responsibilities. That is what we have done. Iran is the only party to the NPT that
cannot demonstrate the peaceful intentions of its nuclear program, and those
actions have consequences. Through UN Security Council Resolution 1929, we made
it clear that international law is not an empty promise.
let me be clear once more: the United States and the international community
seek a resolution to our differences with Iran, and the door remains open to
diplomacy should Iran choose to walk through it. But the Iranian government
must demonstrate a clear and credible commitment, and confirm to the world the
peaceful intent of its nuclear program.
the Middle East peace process:
many are pessimistic about this process. The cynics say that Israelis and
Palestinians are too distrustful of each other, and too divided internally, to
forge lasting peace. Rejectionists on both sides will try to disrupt the
process, with bitter words and with bombs. Some say that the gaps between the
parties are too big; the potential for talks to break down is too great; and
that after decades of failure, peace is simply not possible.
consider the alternative.
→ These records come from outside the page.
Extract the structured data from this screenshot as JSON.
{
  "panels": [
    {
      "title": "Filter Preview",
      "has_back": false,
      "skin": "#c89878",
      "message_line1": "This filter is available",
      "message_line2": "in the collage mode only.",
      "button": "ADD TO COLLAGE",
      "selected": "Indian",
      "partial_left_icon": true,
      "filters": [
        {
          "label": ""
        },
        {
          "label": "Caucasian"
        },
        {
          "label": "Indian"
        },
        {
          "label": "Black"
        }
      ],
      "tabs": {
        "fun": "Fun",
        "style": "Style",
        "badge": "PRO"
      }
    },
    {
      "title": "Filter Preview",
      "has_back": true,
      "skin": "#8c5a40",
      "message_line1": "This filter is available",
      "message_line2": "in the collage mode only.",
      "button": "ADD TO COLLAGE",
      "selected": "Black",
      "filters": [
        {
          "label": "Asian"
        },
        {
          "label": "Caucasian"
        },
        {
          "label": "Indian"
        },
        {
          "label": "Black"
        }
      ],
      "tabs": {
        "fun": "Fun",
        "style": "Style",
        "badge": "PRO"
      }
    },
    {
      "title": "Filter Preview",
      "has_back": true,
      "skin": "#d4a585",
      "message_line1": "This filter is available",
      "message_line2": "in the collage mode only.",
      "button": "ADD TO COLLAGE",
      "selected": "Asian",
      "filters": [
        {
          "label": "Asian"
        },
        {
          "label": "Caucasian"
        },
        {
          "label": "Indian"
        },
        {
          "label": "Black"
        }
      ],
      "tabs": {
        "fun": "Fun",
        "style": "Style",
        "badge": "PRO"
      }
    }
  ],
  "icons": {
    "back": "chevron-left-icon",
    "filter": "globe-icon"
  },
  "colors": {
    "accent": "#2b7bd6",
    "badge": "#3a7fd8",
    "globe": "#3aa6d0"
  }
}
If an agreement is not reached, Palestinians will
never know the pride and dignity that comes with their own state. Israelis will
never know the certainty and security that comes with sovereign and stable
neighbors who are committed to co-existence. The hard realities of demography
will take hold. More blood will be shed. This Holy Land will remain a symbol of
our differences, instead of our common humanity.
refuse to accept that future. We all have a choice to make. And each of us must
choose the path of peace. That responsibility begins with the parties
themselves, who must answer the call of history.
human rights and democracy:
times of economic unease, there can also be an anxiety about human rights.
Today, as in past times of economic downturn, some put human rights aside for
the promise of short term stability, or the false notion that economic growth
can come at the expense of freedom. We see leaders abolishing term limits,
crackdowns on civil society, and corruption smothering entrepreneurship and
good governance. We see democratic reforms deferred indefinitely.
I said last year, each country will pursue a path rooted in the culture of its
people. Yet experience shows us that history is on the side of liberty - that
the strongest foundation for human progress lies in open economies, open
societies, and open governments. To put it simply: democracy, more than any
other form of government, delivers for our citizens. And that truth will only
grow stronger in a world where the borders between nations are blurred.
time for every member state to open its elections to international monitors,
and to increase the UN Democracy Fund. It's time to reinvigorate UN
peacekeeping, so that missions have the resources necessary to succeed, and so
atrocities like sexual violence are prevented and justice is enforced - because
neither dignity nor democracy can thrive without basic security. And it's time
to make this institution more accountable as well, because the challenges of a
new century demand new ways of serving our common interests.
world that America seeks is not one that we can build on our own. For human
rights to reach those who suffer the boot of oppression, we need your voices to
speak out. In particular, I appeal to those nations who emerged from tyranny
and inspired the world in the second half of the last century - from South
Africa to South Asia; from Eastern Europe to South America. Do not stand idly
by when dissidents everywhere are imprisoned and protesters are beaten. Because
part of the price of our own freedom is standing up for the freedom of others.